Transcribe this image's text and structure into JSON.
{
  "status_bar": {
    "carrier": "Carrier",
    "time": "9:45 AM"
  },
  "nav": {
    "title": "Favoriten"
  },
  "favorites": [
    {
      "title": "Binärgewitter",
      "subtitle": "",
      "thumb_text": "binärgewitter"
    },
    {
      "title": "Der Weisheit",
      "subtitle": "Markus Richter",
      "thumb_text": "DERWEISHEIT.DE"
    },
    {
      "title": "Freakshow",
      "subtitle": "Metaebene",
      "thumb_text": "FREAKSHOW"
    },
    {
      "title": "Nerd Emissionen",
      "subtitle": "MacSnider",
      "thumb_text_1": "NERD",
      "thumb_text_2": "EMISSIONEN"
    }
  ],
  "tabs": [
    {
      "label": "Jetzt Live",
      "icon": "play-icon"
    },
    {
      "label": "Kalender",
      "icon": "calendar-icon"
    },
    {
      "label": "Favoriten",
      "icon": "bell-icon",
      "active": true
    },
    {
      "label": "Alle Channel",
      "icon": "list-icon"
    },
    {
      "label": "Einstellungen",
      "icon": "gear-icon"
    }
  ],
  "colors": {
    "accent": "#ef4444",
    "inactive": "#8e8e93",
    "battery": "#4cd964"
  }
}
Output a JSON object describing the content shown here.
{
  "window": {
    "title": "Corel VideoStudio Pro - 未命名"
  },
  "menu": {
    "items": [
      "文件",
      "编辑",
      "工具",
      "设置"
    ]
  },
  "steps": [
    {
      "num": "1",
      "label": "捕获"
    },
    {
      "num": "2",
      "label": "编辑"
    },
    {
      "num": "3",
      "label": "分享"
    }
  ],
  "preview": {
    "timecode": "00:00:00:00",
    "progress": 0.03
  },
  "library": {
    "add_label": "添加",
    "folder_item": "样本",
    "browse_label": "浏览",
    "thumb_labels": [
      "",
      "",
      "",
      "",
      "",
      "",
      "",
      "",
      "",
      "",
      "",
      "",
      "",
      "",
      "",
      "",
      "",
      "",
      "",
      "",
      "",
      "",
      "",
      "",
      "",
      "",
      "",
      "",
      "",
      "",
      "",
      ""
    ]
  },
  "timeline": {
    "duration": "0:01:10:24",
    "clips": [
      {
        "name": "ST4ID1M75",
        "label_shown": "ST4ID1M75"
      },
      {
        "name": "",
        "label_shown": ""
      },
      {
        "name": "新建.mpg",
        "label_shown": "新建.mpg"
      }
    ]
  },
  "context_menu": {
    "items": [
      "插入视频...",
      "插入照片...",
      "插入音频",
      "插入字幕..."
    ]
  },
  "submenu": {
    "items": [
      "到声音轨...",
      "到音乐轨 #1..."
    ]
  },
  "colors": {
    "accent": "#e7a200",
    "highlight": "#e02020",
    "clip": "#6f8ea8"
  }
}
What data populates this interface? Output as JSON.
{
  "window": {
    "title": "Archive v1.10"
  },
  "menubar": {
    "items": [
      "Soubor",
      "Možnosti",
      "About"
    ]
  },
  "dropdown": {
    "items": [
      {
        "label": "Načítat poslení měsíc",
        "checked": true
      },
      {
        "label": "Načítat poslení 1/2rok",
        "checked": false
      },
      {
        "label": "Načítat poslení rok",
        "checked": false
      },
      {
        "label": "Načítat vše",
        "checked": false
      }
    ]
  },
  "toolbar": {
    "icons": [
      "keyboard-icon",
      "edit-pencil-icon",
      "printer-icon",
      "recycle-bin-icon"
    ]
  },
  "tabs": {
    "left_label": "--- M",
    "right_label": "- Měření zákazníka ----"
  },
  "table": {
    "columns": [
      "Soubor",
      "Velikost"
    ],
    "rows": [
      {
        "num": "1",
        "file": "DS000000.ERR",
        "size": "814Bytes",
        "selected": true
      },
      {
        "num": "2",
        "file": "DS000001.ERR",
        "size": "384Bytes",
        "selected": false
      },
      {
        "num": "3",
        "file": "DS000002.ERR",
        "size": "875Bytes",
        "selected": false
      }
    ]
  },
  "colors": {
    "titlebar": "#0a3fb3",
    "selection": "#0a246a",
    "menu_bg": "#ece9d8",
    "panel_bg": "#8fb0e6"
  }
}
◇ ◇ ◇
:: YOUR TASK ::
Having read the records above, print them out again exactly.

:: ANSWER TO THE PROBLEM ::
Transcribe this image's text and structure into JSON.
{
  "status_bar": {
    "carrier": "Carrier",
    "time": "9:45 AM"
  },
  "nav": {
    "title": "Favoriten"
  },
  "favorites": [
    {
      "title": "Binärgewitter",
      "subtitle": "",
      "thumb_text": "binärgewitter"
    },
    {
      "title": "Der Weisheit",
      "subtitle": "Markus Richter",
      "thumb_text": "DERWEISHEIT.DE"
    },
    {
      "title": "Freakshow",
      "subtitle": "Metaebene",
      "thumb_text": "FREAKSHOW"
    },
    {
      "title": "Nerd Emissionen",
      "subtitle": "MacSnider",
      "thumb_text_1": "NERD",
      "thumb_text_2": "EMISSIONEN"
    }
  ],
  "tabs": [
    {
      "label": "Jetzt Live",
      "icon": "play-icon"
    },
    {
      "label": "Kalender",
      "icon": "calendar-icon"
    },
    {
      "label": "Favoriten",
      "icon": "bell-icon",
      "active": true
    },
    {
      "label": "Alle Channel",
      "icon": "list-icon"
    },
    {
      "label": "Einstellungen",
      "icon": "gear-icon"
    }
  ],
  "colors": {
    "accent": "#ef4444",
    "inactive": "#8e8e93",
    "battery": "#4cd964"
  }
}
Output a JSON object describing the content shown here.
{
  "window": {
    "title": "Corel VideoStudio Pro - 未命名"
  },
  "menu": {
    "items": [
      "文件",
      "编辑",
      "工具",
      "设置"
    ]
  },
  "steps": [
    {
      "num": "1",
      "label": "捕获"
    },
    {
      "num": "2",
      "label": "编辑"
    },
    {
      "num": "3",
      "label": "分享"
    }
  ],
  "preview": {
    "timecode": "00:00:00:00",
    "progress": 0.03
  },
  "library": {
    "add_label": "添加",
    "folder_item": "样本",
    "browse_label": "浏览",
    "thumb_labels": [
      "",
      "",
      "",
      "",
      "",
      "",
      "",
      "",
      "",
      "",
      "",
      "",
      "",
      "",
      "",
      "",
      "",
      "",
      "",
      "",
      "",
      "",
      "",
      "",
      "",
      "",
      "",
      "",
      "",
      "",
      "",
      ""
    ]
  },
  "timeline": {
    "duration": "0:01:10:24",
    "clips": [
      {
        "name": "ST4ID1M75",
        "label_shown": "ST4ID1M75"
      },
      {
        "name": "",
        "label_shown": ""
      },
      {
        "name": "新建.mpg",
        "label_shown": "新建.mpg"
      }
    ]
  },
  "context_menu": {
    "items": [
      "插入视频...",
      "插入照片...",
      "插入音频",
      "插入字幕..."
    ]
  },
  "submenu": {
    "items": [
      "到声音轨...",
      "到音乐轨 #1..."
    ]
  },
  "colors": {
    "accent": "#e7a200",
    "highlight": "#e02020",
    "clip": "#6f8ea8"
  }
}
What data populates this interface? Output as JSON.
{
  "window": {
    "title": "Archive v1.10"
  },
  "menubar": {
    "items": [
      "Soubor",
      "Možnosti",
      "About"
    ]
  },
  "dropdown": {
    "items": [
      {
        "label": "Načítat poslení měsíc",
        "checked": true
      },
      {
        "label": "Načítat poslení 1/2rok",
        "checked": false
      },
      {
        "label": "Načítat poslení rok",
        "checked": false
      },
      {
        "label": "Načítat vše",
        "checked": false
      }
    ]
  },
  "toolbar": {
    "icons": [
      "keyboard-icon",
      "edit-pencil-icon",
      "printer-icon",
      "recycle-bin-icon"
    ]
  },
  "tabs": {
    "left_label": "--- M",
    "right_label": "- Měření zákazníka ----"
  },
  "table": {
    "columns": [
      "Soubor",
      "Velikost"
    ],
    "rows": [
      {
        "num": "1",
        "file": "DS000000.ERR",
        "size": "814Bytes",
        "selected": true
      },
      {
        "num": "2",
        "file": "DS000001.ERR",
        "size": "384Bytes",
        "selected": false
      },
      {
        "num": "3",
        "file": "DS000002.ERR",
        "size": "875Bytes",
        "selected": false
      }
    ]
  },
  "colors": {
    "titlebar": "#0a3fb3",
    "selection": "#0a246a",
    "menu_bg": "#ece9d8",
    "panel_bg": "#8fb0e6"
  }
}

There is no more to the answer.